- **Task description**:
Give back every line of the data below exactly.

Top of Material supplied

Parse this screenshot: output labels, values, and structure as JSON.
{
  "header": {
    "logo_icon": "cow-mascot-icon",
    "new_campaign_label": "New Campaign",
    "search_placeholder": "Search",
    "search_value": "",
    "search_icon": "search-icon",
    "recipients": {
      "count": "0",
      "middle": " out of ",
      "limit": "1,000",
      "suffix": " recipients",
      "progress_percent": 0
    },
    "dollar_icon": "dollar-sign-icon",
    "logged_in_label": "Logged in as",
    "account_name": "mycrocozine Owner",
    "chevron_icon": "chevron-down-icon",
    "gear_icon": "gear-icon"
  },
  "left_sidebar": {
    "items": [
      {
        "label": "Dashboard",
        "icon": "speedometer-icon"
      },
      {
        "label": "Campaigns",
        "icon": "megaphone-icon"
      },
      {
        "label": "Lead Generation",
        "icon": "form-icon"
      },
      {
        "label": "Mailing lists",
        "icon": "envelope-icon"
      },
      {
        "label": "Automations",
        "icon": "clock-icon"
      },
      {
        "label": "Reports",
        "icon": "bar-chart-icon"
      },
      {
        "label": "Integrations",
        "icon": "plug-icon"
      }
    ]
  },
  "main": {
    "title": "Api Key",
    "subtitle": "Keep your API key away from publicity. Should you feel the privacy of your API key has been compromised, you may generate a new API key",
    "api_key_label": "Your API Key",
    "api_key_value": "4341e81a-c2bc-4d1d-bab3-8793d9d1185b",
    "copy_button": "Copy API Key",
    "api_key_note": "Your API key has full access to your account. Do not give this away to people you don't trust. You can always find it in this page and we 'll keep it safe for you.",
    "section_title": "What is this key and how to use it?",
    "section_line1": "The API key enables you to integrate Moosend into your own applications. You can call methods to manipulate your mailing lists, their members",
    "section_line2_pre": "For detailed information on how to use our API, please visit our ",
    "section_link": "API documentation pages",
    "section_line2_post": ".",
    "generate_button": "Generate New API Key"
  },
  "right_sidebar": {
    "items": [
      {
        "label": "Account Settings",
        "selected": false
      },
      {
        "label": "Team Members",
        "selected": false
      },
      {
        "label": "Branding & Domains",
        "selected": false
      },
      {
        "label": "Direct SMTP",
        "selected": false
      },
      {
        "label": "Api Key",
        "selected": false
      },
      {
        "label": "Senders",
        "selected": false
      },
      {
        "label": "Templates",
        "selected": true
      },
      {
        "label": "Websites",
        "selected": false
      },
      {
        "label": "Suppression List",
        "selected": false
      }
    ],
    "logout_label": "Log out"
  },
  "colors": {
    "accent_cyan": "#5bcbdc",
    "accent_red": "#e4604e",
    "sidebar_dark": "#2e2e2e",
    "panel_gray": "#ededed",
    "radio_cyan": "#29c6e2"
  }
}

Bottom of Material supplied

- **Exercise response**:
Parse this screenshot: output labels, values, and structure as JSON.
{
  "header": {
    "logo_icon": "cow-mascot-icon",
    "new_campaign_label": "New Campaign",
    "search_placeholder": "Search",
    "search_value": "",
    "search_icon": "search-icon",
    "recipients": {
      "count": "0",
      "middle": " out of ",
      "limit": "1,000",
      "suffix": " recipients",
      "progress_percent": 0
    },
    "dollar_icon": "dollar-sign-icon",
    "logged_in_label": "Logged in as",
    "account_name": "mycrocozine Owner",
    "chevron_icon": "chevron-down-icon",
    "gear_icon": "gear-icon"
  },
  "left_sidebar": {
    "items": [
      {
        "label": "Dashboard",
        "icon": "speedometer-icon"
      },
      {
        "label": "Campaigns",
        "icon": "megaphone-icon"
      },
      {
        "label": "Lead Generation",
        "icon": "form-icon"
      },
      {
        "label": "Mailing lists",
        "icon": "envelope-icon"
      },
      {
        "label": "Automations",
        "icon": "clock-icon"
      },
      {
        "label": "Reports",
        "icon": "bar-chart-icon"
      },
      {
        "label": "Integrations",
        "icon": "plug-icon"
      }
    ]
  },
  "main": {
    "title": "Api Key",
    "subtitle": "Keep your API key away from publicity. Should you feel the privacy of your API key has been compromised, you may generate a new API key",
    "api_key_label": "Your API Key",
    "api_key_value": "4341e81a-c2bc-4d1d-bab3-8793d9d1185b",
    "copy_button": "Copy API Key",
    "api_key_note": "Your API key has full access to your account. Do not give this away to people you don't trust. You can always find it in this page and we 'll keep it safe for you.",
    "section_title": "What is this key and how to use it?",
    "section_line1": "The API key enables you to integrate Moosend into your own applications. You can call methods to manipulate your mailing lists, their members",
    "section_line2_pre": "For detailed information on how to use our API, please visit our ",
    "section_link": "API documentation pages",
    "section_line2_post": ".",
    "generate_button": "Generate New API Key"
  },
  "right_sidebar": {
    "items": [
      {
        "label": "Account Settings",
        "selected": false
      },
      {
        "label": "Team Members",
        "selected": false
      },
      {
        "label": "Branding & Domains",
        "selected": false
      },
      {
        "label": "Direct SMTP",
        "selected": false
      },
      {
        "label": "Api Key",
        "selected": false
      },
      {
        "label": "Senders",
        "selected": false
      },
      {
        "label": "Templates",
        "selected": true
      },
      {
        "label": "Websites",
        "selected": false
      },
      {
        "label": "Suppression List",
        "selected": false
      }
    ],
    "logout_label": "Log out"
  },
  "colors": {
    "accent_cyan": "#5bcbdc",
    "accent_red": "#e4604e",
    "sidebar_dark": "#2e2e2e",
    "panel_gray": "#ededed",
    "radio_cyan": "#29c6e2"
  }
}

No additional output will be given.